### Brief
Gather the lines below that include the string "hint", copying each in full.

§ §

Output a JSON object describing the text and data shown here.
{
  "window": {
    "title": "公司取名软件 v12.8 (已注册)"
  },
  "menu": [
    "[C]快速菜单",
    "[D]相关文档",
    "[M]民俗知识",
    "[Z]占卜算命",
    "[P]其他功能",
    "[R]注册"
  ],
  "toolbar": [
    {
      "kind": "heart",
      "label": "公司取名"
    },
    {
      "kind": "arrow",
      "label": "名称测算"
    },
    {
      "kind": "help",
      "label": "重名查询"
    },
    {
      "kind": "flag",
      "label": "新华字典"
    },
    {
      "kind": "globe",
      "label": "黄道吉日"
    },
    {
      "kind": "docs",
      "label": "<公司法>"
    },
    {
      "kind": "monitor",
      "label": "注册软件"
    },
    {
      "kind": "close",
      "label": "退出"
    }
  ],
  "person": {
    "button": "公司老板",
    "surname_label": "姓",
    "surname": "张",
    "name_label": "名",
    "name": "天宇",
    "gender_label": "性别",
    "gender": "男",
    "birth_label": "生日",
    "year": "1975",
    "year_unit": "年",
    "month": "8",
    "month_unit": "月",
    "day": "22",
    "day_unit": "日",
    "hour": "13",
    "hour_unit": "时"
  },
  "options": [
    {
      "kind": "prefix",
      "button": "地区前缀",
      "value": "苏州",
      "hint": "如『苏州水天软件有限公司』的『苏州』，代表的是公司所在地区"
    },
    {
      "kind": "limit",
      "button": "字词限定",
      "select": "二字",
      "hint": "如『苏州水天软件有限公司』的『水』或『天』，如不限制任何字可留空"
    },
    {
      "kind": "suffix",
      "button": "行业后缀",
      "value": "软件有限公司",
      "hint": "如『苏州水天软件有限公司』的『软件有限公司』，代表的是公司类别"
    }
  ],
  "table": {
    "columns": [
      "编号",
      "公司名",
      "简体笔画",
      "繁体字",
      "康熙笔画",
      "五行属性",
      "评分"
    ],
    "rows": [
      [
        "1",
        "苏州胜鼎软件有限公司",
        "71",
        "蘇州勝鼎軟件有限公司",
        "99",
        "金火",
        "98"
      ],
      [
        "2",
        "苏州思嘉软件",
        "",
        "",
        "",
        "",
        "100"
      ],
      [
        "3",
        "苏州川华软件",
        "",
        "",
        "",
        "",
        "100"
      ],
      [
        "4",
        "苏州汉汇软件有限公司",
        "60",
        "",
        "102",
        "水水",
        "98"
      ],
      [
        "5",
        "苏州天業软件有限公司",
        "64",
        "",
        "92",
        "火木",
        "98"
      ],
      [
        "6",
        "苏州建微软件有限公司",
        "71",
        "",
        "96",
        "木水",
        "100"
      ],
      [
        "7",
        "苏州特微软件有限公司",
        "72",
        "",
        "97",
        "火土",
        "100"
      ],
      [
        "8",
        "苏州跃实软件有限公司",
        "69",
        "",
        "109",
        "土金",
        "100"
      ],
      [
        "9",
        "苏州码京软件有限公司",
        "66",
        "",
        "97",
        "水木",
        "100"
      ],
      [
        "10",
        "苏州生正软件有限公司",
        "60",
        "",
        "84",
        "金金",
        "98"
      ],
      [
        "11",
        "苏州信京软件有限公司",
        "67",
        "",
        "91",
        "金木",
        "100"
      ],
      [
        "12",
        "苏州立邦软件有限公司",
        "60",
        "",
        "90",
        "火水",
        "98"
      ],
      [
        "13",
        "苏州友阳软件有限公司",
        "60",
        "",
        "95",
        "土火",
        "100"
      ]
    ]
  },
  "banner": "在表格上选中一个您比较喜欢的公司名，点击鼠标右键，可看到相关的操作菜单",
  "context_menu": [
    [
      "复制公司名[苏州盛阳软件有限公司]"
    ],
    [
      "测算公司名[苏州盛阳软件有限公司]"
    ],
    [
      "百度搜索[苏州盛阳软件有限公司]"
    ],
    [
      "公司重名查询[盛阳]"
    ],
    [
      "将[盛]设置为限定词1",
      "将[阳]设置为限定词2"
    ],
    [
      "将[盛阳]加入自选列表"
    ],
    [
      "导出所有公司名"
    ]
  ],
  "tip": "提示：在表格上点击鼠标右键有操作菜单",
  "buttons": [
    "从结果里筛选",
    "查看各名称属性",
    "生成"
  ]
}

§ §

### Exercise solution
      "hint": "如『苏州水天软件有限公司』的『苏州』，代表的是公司所在地区"
      "hint": "如『苏州水天软件有限公司』的『水』或『天』，如不限制任何字可留空"
      "hint": "如『苏州水天软件有限公司』的『软件有限公司』，代表的是公司类别"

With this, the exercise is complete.